After being circulated among monks and believers for hundreds of years, these Thangka have become rare artistic treasures. In Shanghai, visitors to the Urban Footprint Pavilion of the World Expo are being offered a rare access to these treasures.
Created in the 20th century, these Thangka have travelled the distance from Tibet to Shanghai especially for the ongoing Shanghai Expo.
Chen Xiejun, director of Urban Footprint Pavilion, said, "We all know that Thangka is a well-loved art of Tibetan people or the Chinese nation as a whole. As far as I've seen, the biggest Thangka painting is stored in Potala Palace. Eight strong men just can't move it."
Invented during the 7th and 8th century, the art of Thangka became widely popular in the 12th century. Thangkas can last a very long time and retain much of their luster. Therefore, they are regarded as a living encyclopedia of Tibetan culture and art.
Originally, Thangka painting became popular among travelling monks because the scroll paintings were easily rolled and transported from monastery to monastery. These Thangka served as important teaching tools depicting the life of the Buddha, various influential lamas and other deities.
The Tibetan religious paintings offer a beautiful manifestation of the divine. And for the visitors, it's both visually and mentally stimulating.
A visitor said, "Thangka is a representation of the profound culture of Tibet. I love it very much."

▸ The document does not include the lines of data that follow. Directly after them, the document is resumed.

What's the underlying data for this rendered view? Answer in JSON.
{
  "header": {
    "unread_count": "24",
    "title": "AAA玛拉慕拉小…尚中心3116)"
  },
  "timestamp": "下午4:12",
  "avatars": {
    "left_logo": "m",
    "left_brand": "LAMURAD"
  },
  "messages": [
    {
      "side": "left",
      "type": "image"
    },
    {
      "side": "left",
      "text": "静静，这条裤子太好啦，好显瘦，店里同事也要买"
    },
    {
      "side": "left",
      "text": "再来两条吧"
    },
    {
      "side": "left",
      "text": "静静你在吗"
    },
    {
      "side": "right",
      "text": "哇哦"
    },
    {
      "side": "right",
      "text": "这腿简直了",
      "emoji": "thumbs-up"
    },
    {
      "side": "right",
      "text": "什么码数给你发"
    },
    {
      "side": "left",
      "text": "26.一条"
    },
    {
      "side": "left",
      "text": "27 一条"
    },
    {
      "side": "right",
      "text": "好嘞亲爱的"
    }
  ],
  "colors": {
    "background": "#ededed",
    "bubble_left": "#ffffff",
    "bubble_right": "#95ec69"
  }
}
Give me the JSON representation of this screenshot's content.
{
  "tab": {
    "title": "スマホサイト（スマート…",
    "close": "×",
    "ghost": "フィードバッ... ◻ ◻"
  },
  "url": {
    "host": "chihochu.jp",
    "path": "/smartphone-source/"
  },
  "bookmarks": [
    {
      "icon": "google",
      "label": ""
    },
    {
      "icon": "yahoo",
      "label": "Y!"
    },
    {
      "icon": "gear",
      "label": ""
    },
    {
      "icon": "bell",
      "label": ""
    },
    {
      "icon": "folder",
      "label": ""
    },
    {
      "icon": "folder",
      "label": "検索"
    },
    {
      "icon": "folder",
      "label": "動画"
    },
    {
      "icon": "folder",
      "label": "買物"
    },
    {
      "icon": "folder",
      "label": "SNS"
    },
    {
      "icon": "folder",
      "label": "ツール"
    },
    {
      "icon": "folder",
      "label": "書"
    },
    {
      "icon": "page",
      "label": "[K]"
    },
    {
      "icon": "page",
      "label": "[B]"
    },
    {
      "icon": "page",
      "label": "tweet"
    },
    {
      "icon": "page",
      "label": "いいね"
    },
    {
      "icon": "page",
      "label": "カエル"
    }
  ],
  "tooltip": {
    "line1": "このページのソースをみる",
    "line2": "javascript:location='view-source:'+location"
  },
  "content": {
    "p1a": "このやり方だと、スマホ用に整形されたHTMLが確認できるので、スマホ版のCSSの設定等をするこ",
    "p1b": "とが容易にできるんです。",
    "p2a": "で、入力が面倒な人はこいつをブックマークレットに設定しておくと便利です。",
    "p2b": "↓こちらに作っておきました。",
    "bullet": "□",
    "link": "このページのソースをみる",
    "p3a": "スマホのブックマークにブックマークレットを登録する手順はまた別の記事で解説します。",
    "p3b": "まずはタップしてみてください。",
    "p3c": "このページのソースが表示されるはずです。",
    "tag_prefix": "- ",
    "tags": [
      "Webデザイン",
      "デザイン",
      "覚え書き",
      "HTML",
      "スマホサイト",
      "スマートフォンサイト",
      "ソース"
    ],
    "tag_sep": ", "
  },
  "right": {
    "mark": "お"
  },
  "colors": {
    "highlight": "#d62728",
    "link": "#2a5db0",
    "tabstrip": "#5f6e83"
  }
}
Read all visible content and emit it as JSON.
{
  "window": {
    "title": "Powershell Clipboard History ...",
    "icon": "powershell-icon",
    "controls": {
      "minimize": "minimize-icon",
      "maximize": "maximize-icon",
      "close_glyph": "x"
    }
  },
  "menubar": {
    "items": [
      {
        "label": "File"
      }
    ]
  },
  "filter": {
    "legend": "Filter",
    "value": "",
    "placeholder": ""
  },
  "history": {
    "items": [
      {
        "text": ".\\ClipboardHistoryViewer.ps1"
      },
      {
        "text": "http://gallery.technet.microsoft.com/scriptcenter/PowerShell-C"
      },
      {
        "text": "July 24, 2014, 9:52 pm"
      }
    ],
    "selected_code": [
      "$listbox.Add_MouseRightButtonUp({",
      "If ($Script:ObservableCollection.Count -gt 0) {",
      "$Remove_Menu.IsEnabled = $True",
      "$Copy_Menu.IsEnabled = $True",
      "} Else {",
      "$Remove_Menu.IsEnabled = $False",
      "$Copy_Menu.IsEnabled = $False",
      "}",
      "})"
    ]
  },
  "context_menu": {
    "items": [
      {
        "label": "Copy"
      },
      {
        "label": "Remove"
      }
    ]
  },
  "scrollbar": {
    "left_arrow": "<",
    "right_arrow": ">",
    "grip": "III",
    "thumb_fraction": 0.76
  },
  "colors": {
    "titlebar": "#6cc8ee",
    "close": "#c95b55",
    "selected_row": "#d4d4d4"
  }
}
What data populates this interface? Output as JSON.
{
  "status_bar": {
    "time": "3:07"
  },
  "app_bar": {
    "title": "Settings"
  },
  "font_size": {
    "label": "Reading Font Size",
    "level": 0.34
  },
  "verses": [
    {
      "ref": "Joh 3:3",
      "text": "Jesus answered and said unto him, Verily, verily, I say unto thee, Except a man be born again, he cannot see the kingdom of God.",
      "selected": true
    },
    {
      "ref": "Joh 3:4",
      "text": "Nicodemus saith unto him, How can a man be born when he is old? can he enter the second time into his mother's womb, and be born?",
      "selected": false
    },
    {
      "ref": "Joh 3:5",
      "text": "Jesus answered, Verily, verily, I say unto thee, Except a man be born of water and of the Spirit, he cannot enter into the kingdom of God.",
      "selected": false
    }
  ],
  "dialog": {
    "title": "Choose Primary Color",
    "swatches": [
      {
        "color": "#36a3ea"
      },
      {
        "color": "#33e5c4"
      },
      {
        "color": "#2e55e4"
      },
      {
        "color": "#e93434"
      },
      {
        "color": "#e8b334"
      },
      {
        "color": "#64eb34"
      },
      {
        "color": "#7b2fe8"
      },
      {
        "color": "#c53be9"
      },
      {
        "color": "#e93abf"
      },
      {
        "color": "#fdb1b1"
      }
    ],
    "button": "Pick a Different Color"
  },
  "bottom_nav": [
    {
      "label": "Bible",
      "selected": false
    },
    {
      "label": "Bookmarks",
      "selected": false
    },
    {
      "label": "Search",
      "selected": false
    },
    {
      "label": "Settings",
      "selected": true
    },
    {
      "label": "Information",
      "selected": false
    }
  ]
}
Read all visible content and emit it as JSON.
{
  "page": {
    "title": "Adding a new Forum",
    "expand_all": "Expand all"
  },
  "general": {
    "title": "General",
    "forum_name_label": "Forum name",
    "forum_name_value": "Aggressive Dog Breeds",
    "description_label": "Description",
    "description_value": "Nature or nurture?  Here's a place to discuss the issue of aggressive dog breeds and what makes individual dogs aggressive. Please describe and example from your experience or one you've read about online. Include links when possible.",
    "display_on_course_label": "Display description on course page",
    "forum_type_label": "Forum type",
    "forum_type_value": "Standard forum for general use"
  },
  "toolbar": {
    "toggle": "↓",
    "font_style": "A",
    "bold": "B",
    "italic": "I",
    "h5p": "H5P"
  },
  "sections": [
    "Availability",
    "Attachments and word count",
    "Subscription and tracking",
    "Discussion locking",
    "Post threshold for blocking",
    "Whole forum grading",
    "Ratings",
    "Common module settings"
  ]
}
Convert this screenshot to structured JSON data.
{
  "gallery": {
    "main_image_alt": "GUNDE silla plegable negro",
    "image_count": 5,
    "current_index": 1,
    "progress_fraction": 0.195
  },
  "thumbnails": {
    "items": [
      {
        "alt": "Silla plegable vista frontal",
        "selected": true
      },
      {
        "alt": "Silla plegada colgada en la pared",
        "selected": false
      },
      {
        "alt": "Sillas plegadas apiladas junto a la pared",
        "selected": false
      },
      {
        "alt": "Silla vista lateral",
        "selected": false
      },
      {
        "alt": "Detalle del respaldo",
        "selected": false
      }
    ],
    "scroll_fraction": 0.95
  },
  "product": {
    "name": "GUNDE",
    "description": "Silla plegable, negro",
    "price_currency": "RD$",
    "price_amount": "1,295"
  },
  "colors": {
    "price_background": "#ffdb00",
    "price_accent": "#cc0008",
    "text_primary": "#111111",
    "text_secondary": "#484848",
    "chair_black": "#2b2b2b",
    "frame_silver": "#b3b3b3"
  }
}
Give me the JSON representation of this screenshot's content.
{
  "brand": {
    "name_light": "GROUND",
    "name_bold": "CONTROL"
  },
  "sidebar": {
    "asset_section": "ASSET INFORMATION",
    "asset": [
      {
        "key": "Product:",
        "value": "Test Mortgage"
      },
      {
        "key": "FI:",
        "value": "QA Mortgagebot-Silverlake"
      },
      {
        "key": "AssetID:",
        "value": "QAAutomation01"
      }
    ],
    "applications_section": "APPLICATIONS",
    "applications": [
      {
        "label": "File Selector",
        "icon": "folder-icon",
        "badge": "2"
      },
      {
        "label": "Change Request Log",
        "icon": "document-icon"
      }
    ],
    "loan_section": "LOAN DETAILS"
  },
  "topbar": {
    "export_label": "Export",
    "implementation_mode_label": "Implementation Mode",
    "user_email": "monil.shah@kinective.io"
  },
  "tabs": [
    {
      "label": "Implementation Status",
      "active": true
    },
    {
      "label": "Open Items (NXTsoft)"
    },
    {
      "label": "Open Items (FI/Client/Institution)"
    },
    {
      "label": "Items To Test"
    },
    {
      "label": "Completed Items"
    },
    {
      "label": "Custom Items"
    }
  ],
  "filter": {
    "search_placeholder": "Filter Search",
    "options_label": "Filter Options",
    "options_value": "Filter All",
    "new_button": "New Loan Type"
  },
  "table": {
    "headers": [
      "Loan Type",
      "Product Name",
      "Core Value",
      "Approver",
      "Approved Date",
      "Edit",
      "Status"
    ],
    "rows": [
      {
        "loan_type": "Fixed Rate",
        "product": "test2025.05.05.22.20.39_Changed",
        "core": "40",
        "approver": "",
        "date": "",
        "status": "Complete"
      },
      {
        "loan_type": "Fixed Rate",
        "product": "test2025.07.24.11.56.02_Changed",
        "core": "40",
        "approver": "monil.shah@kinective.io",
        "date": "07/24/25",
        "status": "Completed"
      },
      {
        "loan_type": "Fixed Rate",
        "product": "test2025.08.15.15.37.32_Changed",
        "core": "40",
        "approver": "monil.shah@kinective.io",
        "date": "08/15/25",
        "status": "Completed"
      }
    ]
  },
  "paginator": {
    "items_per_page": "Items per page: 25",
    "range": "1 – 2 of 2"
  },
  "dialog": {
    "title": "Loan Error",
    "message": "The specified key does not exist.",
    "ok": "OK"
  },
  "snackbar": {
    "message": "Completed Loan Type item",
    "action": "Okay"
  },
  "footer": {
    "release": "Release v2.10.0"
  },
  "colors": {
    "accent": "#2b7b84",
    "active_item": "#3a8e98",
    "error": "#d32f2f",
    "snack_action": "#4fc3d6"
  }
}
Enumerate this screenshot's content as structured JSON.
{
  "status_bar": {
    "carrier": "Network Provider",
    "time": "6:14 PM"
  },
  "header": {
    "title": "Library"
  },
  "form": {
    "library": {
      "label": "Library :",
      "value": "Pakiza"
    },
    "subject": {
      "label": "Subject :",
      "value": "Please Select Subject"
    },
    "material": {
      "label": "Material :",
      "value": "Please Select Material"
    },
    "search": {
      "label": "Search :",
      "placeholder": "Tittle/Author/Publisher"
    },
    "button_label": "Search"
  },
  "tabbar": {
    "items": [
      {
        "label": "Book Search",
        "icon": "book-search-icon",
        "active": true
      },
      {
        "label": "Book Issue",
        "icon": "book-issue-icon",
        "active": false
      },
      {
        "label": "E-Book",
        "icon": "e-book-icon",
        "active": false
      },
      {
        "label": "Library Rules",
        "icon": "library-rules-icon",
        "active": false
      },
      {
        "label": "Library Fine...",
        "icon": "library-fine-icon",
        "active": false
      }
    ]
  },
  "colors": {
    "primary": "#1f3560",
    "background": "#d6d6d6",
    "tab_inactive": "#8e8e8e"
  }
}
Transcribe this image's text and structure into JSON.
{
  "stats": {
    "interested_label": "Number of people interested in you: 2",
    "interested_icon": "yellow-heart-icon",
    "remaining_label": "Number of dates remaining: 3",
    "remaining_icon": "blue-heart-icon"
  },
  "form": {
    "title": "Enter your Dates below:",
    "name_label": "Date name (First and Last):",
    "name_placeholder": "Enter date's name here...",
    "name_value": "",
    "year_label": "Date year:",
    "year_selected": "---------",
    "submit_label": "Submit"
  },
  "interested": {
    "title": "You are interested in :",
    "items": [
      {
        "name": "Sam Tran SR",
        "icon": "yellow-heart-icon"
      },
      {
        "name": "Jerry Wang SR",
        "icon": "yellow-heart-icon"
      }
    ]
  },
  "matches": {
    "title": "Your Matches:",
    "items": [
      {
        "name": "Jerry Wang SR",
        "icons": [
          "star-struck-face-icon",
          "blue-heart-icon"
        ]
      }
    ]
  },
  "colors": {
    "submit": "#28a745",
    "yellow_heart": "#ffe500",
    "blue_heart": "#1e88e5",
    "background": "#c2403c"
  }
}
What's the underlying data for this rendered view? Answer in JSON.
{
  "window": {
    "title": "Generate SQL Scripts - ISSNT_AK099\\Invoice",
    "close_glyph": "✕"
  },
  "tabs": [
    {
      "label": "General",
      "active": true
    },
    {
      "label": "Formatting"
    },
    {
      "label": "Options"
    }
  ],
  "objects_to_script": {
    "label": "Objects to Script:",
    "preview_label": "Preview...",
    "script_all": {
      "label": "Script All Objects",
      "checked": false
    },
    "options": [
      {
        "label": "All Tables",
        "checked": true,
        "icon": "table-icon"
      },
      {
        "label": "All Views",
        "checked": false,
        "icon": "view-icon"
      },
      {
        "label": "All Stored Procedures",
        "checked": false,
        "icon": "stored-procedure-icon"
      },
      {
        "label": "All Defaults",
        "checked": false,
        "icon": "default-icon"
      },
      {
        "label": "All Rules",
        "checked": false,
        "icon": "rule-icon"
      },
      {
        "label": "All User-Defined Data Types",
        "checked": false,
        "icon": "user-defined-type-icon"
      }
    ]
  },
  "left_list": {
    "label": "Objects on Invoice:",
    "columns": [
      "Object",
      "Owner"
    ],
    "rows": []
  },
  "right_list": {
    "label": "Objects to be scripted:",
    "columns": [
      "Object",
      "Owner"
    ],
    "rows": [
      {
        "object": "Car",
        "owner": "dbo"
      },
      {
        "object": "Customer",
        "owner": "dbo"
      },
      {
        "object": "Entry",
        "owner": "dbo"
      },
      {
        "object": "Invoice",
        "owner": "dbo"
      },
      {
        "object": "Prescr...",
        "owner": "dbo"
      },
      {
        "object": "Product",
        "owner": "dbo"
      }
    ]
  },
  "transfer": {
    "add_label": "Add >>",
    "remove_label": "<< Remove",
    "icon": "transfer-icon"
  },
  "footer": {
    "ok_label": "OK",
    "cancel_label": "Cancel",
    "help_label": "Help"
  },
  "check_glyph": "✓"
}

Chinese ink and brush painting had a profound influence on Thangka painting in general.
Starting from the 14th century, Tibetan painting had incorporated many elements from the Han Chinese, and during the 18th century, ink painting had a deep and far-stretched impact on Tibetan visual art.